***** DATA FOR THIS EXERCISE

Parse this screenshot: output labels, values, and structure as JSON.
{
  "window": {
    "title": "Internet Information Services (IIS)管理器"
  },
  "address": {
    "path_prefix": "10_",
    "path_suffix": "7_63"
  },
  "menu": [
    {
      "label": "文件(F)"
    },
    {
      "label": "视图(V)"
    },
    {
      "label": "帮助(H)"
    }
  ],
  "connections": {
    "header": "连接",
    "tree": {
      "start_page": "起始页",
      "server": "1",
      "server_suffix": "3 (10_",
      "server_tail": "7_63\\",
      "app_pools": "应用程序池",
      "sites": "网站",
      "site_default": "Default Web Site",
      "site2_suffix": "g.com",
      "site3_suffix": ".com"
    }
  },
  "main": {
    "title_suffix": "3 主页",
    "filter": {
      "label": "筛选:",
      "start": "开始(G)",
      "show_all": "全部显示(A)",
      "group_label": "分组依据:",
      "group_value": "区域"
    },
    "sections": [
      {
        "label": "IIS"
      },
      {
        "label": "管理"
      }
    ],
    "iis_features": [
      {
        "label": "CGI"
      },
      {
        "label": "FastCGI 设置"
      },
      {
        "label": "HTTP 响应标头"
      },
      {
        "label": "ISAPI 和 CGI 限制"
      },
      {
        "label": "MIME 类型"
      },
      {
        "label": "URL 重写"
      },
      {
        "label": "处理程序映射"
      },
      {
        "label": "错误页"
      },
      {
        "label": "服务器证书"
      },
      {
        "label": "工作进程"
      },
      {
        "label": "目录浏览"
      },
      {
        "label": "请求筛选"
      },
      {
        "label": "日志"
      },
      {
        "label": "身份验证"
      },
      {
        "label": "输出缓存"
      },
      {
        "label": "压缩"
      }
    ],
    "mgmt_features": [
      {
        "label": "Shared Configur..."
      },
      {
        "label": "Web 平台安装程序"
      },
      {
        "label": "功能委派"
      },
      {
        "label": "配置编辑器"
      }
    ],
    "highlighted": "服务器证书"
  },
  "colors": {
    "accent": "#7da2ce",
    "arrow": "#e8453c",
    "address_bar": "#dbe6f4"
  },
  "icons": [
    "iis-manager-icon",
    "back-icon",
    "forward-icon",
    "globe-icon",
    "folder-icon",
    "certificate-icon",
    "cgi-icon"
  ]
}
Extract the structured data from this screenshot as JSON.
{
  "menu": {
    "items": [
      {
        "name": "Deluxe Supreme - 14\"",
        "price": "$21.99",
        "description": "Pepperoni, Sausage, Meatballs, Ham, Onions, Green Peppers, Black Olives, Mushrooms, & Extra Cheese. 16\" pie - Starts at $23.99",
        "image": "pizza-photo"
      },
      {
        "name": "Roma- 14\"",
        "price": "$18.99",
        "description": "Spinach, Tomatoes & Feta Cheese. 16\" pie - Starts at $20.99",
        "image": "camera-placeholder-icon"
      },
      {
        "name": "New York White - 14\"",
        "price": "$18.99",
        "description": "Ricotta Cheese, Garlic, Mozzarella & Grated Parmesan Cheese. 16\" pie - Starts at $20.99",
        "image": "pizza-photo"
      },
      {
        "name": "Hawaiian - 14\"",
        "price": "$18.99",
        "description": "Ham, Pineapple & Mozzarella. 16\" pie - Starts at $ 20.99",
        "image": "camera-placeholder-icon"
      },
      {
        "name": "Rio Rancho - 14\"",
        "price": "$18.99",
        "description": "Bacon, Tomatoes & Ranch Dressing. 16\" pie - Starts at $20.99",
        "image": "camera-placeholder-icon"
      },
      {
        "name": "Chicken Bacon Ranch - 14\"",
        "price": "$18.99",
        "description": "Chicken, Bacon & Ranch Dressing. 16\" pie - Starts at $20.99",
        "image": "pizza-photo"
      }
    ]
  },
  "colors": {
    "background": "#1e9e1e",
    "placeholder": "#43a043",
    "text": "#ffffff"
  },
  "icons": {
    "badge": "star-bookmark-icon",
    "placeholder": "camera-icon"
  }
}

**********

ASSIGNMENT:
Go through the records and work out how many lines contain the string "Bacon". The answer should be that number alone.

EXERCISE RESULT:
3